Above is historical buy/sell potential for a continuous 200 bars. This is a simple representation of continuous MAE/MFE. And of course the real chart:
These are both showing 200 bars even though there should really be 248 bars in the real chart to show what the MAE/MFE chart is displaying. What’s more important is seeing how the MAE/MFE chart is extrapolating from the real chart, and looking at what pros and cons looking at one chart over the other would be. Different/cleaner/better charts are how I aim to spot and clarify patterns that may exist.
yellow-blue-red here is 5/10/20 pips. 20 pips is ideal but considering this is h1 data 10 pips should be reasonable.
-Basically anytime where both lines are above the target (blue/red) means that your trade direction basically doesn’t matter. That’s not to say the market is in full chop in those areas, or that one direction isn’t better still because of drawdown, but a target is a target.
-The bigger the gap between the lines, the stronger the market is trending.
Trading from extremes:
I played with this for a couple of hours because I thought there was something there, and I ended up creating additional columns to be able to look at past and future together.
For this movement (potential down movement), there’s something that really stuck out to me from all the time I spent looking at TCDs: Noticing extremes.
Since I’m calculating past and future for every bar, the time axis is actually the present, and so any connection that I can directly draw from the past to predict the future is quite powerful. What’s highlighted here is the observation that whenever the past price potential is in a low extreme, it projects future price to be much higher than that.
Given the present bar (with everything on the right of the present bar as the “unknown”, we know that the down potential of the box on the far right 48 bars ago is extremely low. Thus we can project forward that future down potential will not be the same, and short. Neat! This is a new area of exploration.
Continuous bar MAE/MFE percentiles:
Using a 48-hour future look, about 60% of the time you can expect 20 pips from either direction. About 84% of the time you can be safe to get 7 pips. These are the base probabilities so it’s worth seeing if waiting for a past period to enter the “danger zone” has any effect on the future:

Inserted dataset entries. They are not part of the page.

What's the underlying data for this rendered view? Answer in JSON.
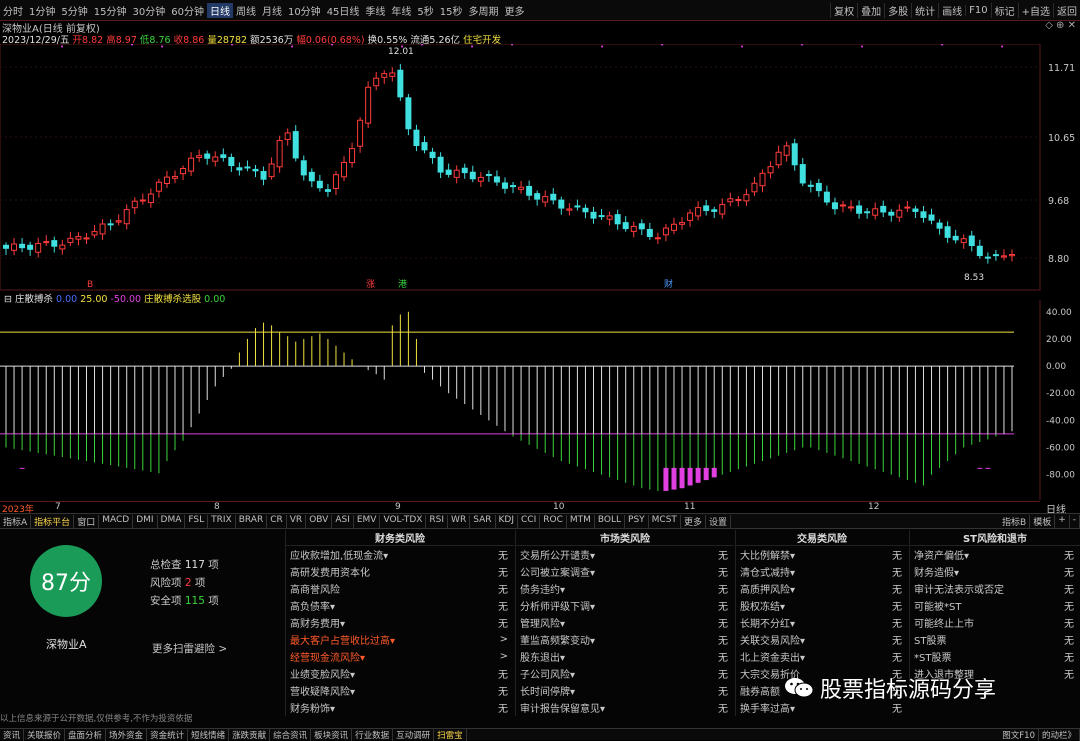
{
  "toolbar": {
    "left": [
      "分时",
      "1分钟",
      "5分钟",
      "15分钟",
      "30分钟",
      "60分钟",
      "日线",
      "周线",
      "月线",
      "10分钟",
      "45日线",
      "季线",
      "年线",
      "5秒",
      "15秒",
      "多周期",
      "更多"
    ],
    "active_index": 6,
    "right": [
      "复权",
      "叠加",
      "多股",
      "统计",
      "画线",
      "F10",
      "标记",
      "+自选",
      "返回"
    ]
  },
  "chart": {
    "title": "深物业A(日线 前复权)",
    "ohlc": {
      "date": "2023/12/29/五",
      "open_label": "开",
      "open": "8.82",
      "high_label": "高",
      "high": "8.97",
      "low_label": "低",
      "low": "8.76",
      "close_label": "收",
      "close": "8.86",
      "vol_label": "量",
      "vol": "28782",
      "amt_label": "额",
      "amt": "2536万",
      "chg_label": "幅",
      "chg": "0.06(0.68%)",
      "turn_label": "换",
      "turn": "0.55%",
      "float_label": "流通",
      "float": "5.26亿",
      "sector": "住宅开发"
    },
    "price_axis": [
      "11.71",
      "10.65",
      "9.68",
      "8.80"
    ],
    "high_marker": "12.01",
    "low_marker": "8.53",
    "event_markers": [
      "B",
      "涨",
      "港",
      "财"
    ],
    "months": [
      "2023年",
      "7",
      "8",
      "9",
      "10",
      "11",
      "12"
    ],
    "period_label": "日线"
  },
  "indicator": {
    "name": "庄散搏杀",
    "params": [
      "0.00",
      "25.00",
      "-50.00"
    ],
    "sub_name": "庄散搏杀选股",
    "sub_value": "0.00",
    "axis": [
      "40.00",
      "20.00",
      "0.00",
      "-20.00",
      "-40.00",
      "-60.00",
      "-80.00"
    ]
  },
  "chart_data": {
    "type": "bar",
    "title": "庄散搏杀",
    "ylim": [
      -95,
      45
    ],
    "reference_lines": [
      25,
      0,
      -50
    ],
    "categories_count": 126,
    "values": [
      -60,
      -61,
      -62,
      -63,
      -64,
      -65,
      -66,
      -67,
      -68,
      -69,
      -70,
      -71,
      -72,
      -73,
      -74,
      -75,
      -76,
      -77,
      -78,
      -79,
      -70,
      -62,
      -55,
      -45,
      -35,
      -25,
      -15,
      -8,
      -2,
      10,
      20,
      28,
      32,
      30,
      25,
      22,
      18,
      20,
      22,
      24,
      20,
      15,
      10,
      5,
      0,
      -3,
      -6,
      -10,
      30,
      38,
      40,
      20,
      -5,
      -10,
      -15,
      -20,
      -24,
      -28,
      -32,
      -36,
      -40,
      -44,
      -48,
      -52,
      -55,
      -58,
      -61,
      -64,
      -67,
      -70,
      -72,
      -74,
      -76,
      -78,
      -80,
      -82,
      -84,
      -86,
      -88,
      -90,
      -91,
      -92,
      -92,
      -91,
      -90,
      -88,
      -86,
      -84,
      -82,
      -80,
      -78,
      -76,
      -74,
      -72,
      -70,
      -68,
      -66,
      -64,
      -62,
      -60,
      -60,
      -62,
      -64,
      -66,
      -68,
      -70,
      -72,
      -74,
      -76,
      -78,
      -80,
      -82,
      -84,
      -86,
      -88,
      -80,
      -75,
      -70,
      -65,
      -60,
      -58,
      -56,
      -54,
      -52,
      -50,
      -48
    ],
    "highlight_range": [
      [
        2,
        2
      ],
      [
        82,
        88
      ],
      [
        121,
        122
      ]
    ]
  },
  "tabs": {
    "items": [
      "指标A",
      "指标平台",
      "窗口",
      "MACD",
      "DMI",
      "DMA",
      "FSL",
      "TRIX",
      "BRAR",
      "CR",
      "VR",
      "OBV",
      "ASI",
      "EMV",
      "VOL-TDX",
      "RSI",
      "WR",
      "SAR",
      "KDJ",
      "CCI",
      "ROC",
      "MTM",
      "BOLL",
      "PSY",
      "MCST",
      "更多",
      "设置"
    ],
    "right": [
      "指标B",
      "模板",
      "+",
      "-"
    ]
  },
  "risk": {
    "score": "87分",
    "stock": "深物业A",
    "total_label": "总检查",
    "total": "117",
    "unit": "项",
    "risk_label": "风险项",
    "risk": "2",
    "safe_label": "安全项",
    "safe": "115",
    "more": "更多扫雷避险 >",
    "disclaimer": "以上信息来源于公开数据,仅供参考,不作为投资依据",
    "columns": [
      {
        "header": "财务类风险",
        "rows": [
          {
            "k": "应收款增加,低现金流▾",
            "v": "无",
            "warn": false
          },
          {
            "k": "高研发费用资本化",
            "v": "无",
            "warn": false
          },
          {
            "k": "高商誉风险",
            "v": "无",
            "warn": false
          },
          {
            "k": "高负债率▾",
            "v": "无",
            "warn": false
          },
          {
            "k": "高财务费用▾",
            "v": "无",
            "warn": false
          },
          {
            "k": "最大客户占营收比过高▾",
            "v": ">",
            "warn": true
          },
          {
            "k": "经营现金流风险▾",
            "v": ">",
            "warn": true
          },
          {
            "k": "业绩变脸风险▾",
            "v": "无",
            "warn": false
          },
          {
            "k": "营收疑降风险▾",
            "v": "无",
            "warn": false
          },
          {
            "k": "财务粉饰▾",
            "v": "无",
            "warn": false
          }
        ]
      },
      {
        "header": "市场类风险",
        "rows": [
          {
            "k": "交易所公开谴责▾",
            "v": "无",
            "warn": false
          },
          {
            "k": "公司被立案调查▾",
            "v": "无",
            "warn": false
          },
          {
            "k": "债务违约▾",
            "v": "无",
            "warn": false
          },
          {
            "k": "分析师评级下调▾",
            "v": "无",
            "warn": false
          },
          {
            "k": "管理风险▾",
            "v": "无",
            "warn": false
          },
          {
            "k": "董监高频繁变动▾",
            "v": "无",
            "warn": false
          },
          {
            "k": "股东退出▾",
            "v": "无",
            "warn": false
          },
          {
            "k": "子公司风险▾",
            "v": "无",
            "warn": false
          },
          {
            "k": "长时间停牌▾",
            "v": "无",
            "warn": false
          },
          {
            "k": "审计报告保留意见▾",
            "v": "无",
            "warn": false
          }
        ]
      },
      {
        "header": "交易类风险",
        "rows": [
          {
            "k": "大比例解禁▾",
            "v": "无",
            "warn": false
          },
          {
            "k": "清仓式减持▾",
            "v": "无",
            "warn": false
          },
          {
            "k": "高质押风险▾",
            "v": "无",
            "warn": false
          },
          {
            "k": "股权冻结▾",
            "v": "无",
            "warn": false
          },
          {
            "k": "长期不分红▾",
            "v": "无",
            "warn": false
          },
          {
            "k": "关联交易风险▾",
            "v": "无",
            "warn": false
          },
          {
            "k": "北上资金卖出▾",
            "v": "无",
            "warn": false
          },
          {
            "k": "大宗交易折价",
            "v": "无",
            "warn": false
          },
          {
            "k": "融券高额",
            "v": "无",
            "warn": false
          },
          {
            "k": "换手率过高▾",
            "v": "无",
            "warn": false
          }
        ]
      },
      {
        "header": "ST风险和退市",
        "rows": [
          {
            "k": "净资产偏低▾",
            "v": "无",
            "warn": false
          },
          {
            "k": "财务造假▾",
            "v": "无",
            "warn": false
          },
          {
            "k": "审计无法表示或否定",
            "v": "无",
            "warn": false
          },
          {
            "k": "可能被*ST",
            "v": "无",
            "warn": false
          },
          {
            "k": "可能终止上市",
            "v": "无",
            "warn": false
          },
          {
            "k": "ST股票",
            "v": "无",
            "warn": false
          },
          {
            "k": "*ST股票",
            "v": "无",
            "warn": false
          },
          {
            "k": "进入退市整理",
            "v": "无",
            "warn": false
          }
        ]
      }
    ]
  },
  "footer": [
    "资讯",
    "关联报价",
    "盘面分析",
    "场外资金",
    "资金统计",
    "短线情绪",
    "涨跌贡献",
    "综合资讯",
    "板块资讯",
    "行业数据",
    "互动调研",
    "扫雷宝"
  ],
  "footer_right": [
    "图文F10",
    "的动栏》"
  ],
  "watermark": "股票指标源码分享",
  "colors": {
    "up": "#ff3b3b",
    "down": "#40e0e0",
    "accent": "#243a66",
    "score_bg": "#1a9c58",
    "magenta": "#e040e0",
    "green": "#3bd63b",
    "yellow": "#f0e040"
  }
}
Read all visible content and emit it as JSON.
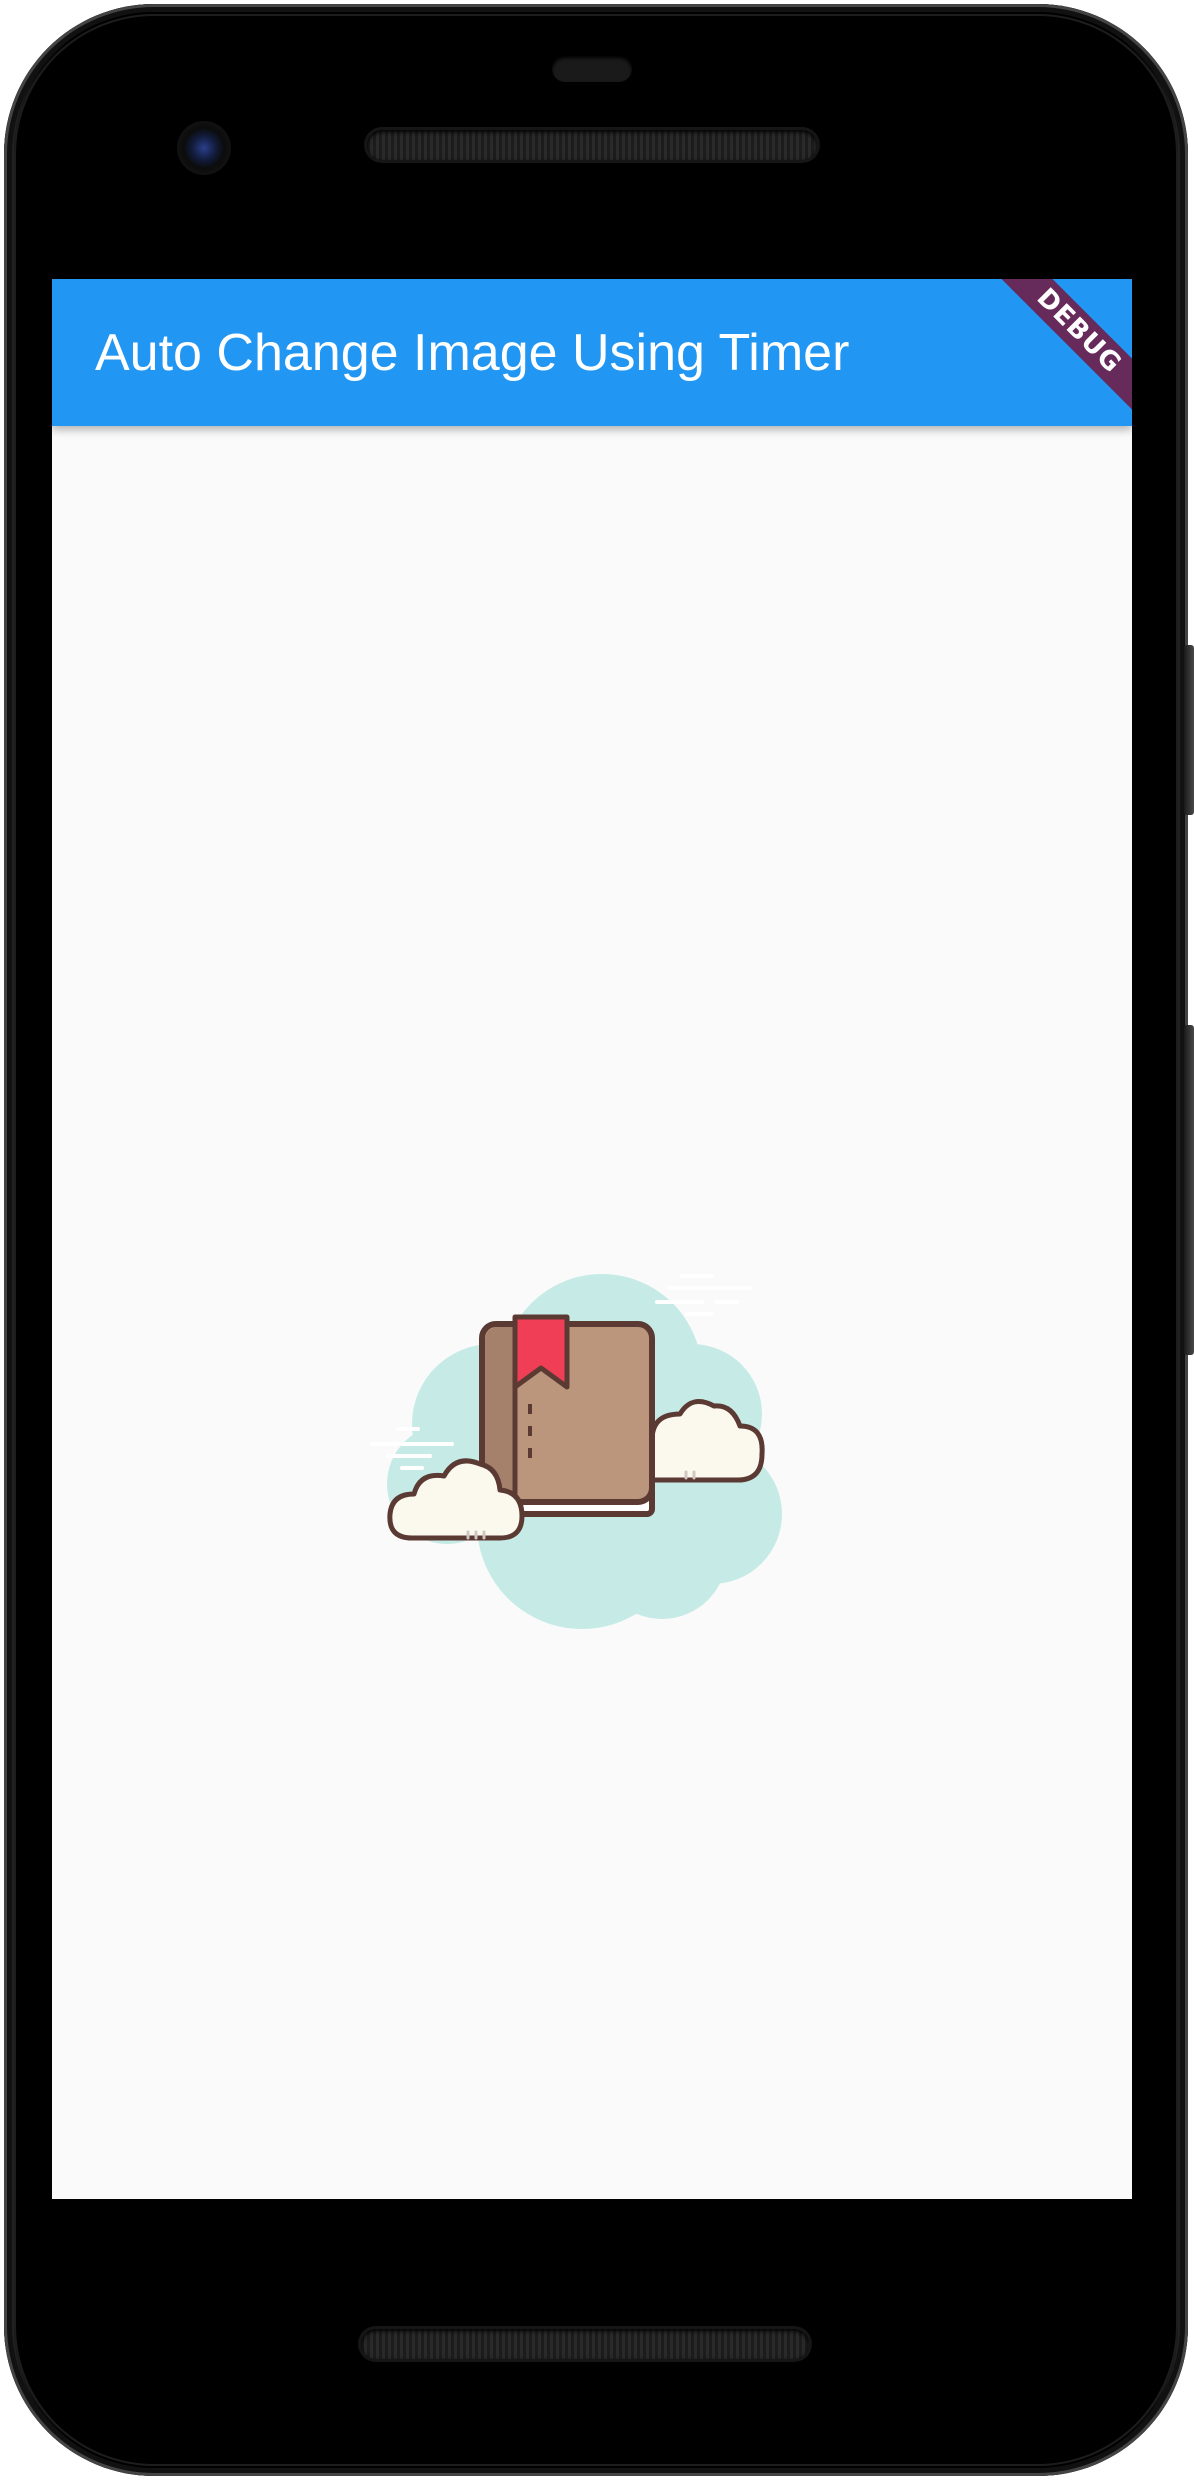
{
  "app_bar": {
    "title": "Auto Change Image Using Timer",
    "color": "#2196f3"
  },
  "debug_banner": {
    "label": "DEBUG",
    "color": "#810020"
  },
  "displayed_image": {
    "icon": "book-with-bookmark-among-clouds",
    "colors": {
      "cloud_background": "#c6ebe6",
      "book_cover": "#bb957c",
      "bookmark": "#ef3e55",
      "outline": "#5b3a34",
      "small_clouds": "#fbf8ee"
    }
  }
}
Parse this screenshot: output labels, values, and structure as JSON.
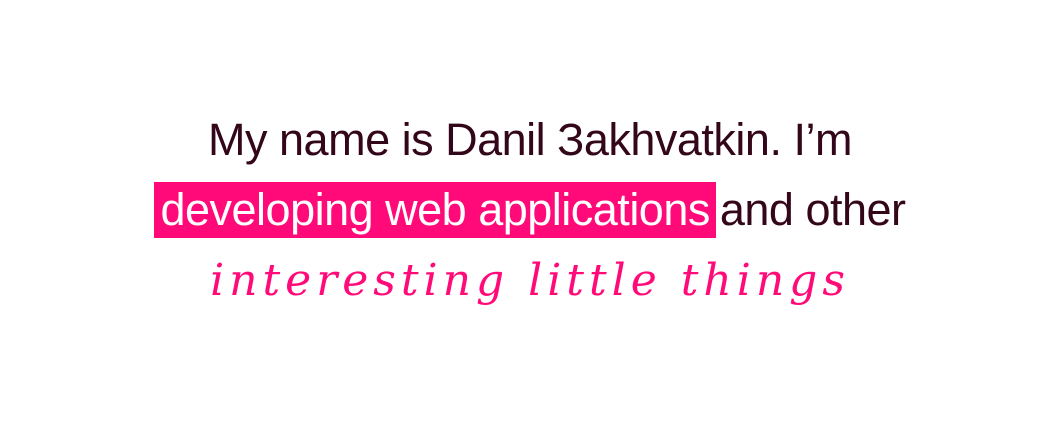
{
  "hero": {
    "intro": "My name is Danil Заkhvatkin. I’m",
    "highlight": "developing web applications",
    "continuation": "and other",
    "tagline": "interesting little things"
  },
  "colors": {
    "text": "#330719",
    "accent": "#ff0a78",
    "background": "#ffffff"
  }
}
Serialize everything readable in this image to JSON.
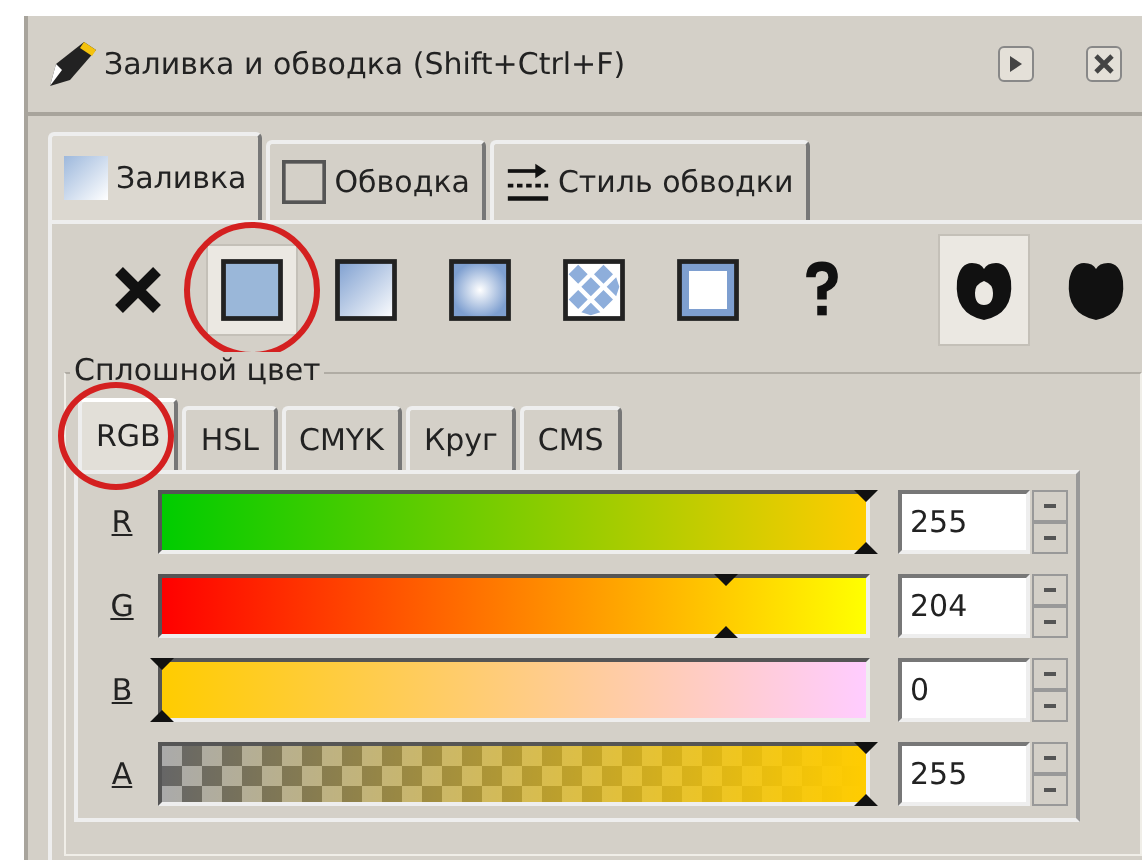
{
  "window": {
    "title": "Заливка и обводка (Shift+Ctrl+F)"
  },
  "tabs": [
    {
      "label": "Заливка",
      "kind": "fill",
      "selected": true
    },
    {
      "label": "Обводка",
      "kind": "stroke",
      "selected": false
    },
    {
      "label": "Стиль обводки",
      "kind": "style",
      "selected": false
    }
  ],
  "fill_types": [
    {
      "kind": "none",
      "selected": false,
      "highlighted": false
    },
    {
      "kind": "flat",
      "selected": true,
      "highlighted": true
    },
    {
      "kind": "linear",
      "selected": false,
      "highlighted": false
    },
    {
      "kind": "radial",
      "selected": false,
      "highlighted": false
    },
    {
      "kind": "pattern",
      "selected": false,
      "highlighted": false
    },
    {
      "kind": "swatch",
      "selected": false,
      "highlighted": false
    },
    {
      "kind": "unset",
      "selected": false,
      "highlighted": false
    }
  ],
  "fill_rules": [
    {
      "kind": "evenodd",
      "selected": true
    },
    {
      "kind": "nonzero",
      "selected": false
    }
  ],
  "color_frame": {
    "title": "Сплошной цвет",
    "tabs": [
      {
        "label": "RGB",
        "selected": true,
        "highlighted": true
      },
      {
        "label": "HSL",
        "selected": false,
        "highlighted": false
      },
      {
        "label": "CMYK",
        "selected": false,
        "highlighted": false
      },
      {
        "label": "Круг",
        "selected": false,
        "highlighted": false
      },
      {
        "label": "CMS",
        "selected": false,
        "highlighted": false
      }
    ],
    "channels": [
      {
        "label": "R",
        "kind": "red",
        "level": 1,
        "value": "255"
      },
      {
        "label": "G",
        "kind": "green",
        "level": 0.8,
        "value": "204"
      },
      {
        "label": "B",
        "kind": "blue",
        "level": 0,
        "value": "0"
      },
      {
        "label": "A",
        "kind": "alpha",
        "level": 1,
        "value": "255"
      }
    ]
  }
}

The difference is there for sure, but the effect is very small and thus not really a relevant difference. As an indicator, this suggests that the future up/down potential is not really affected by the current state, or to be more specific, it is not significantly affected when the past state is below average. Tl;dr Cool, but not useful.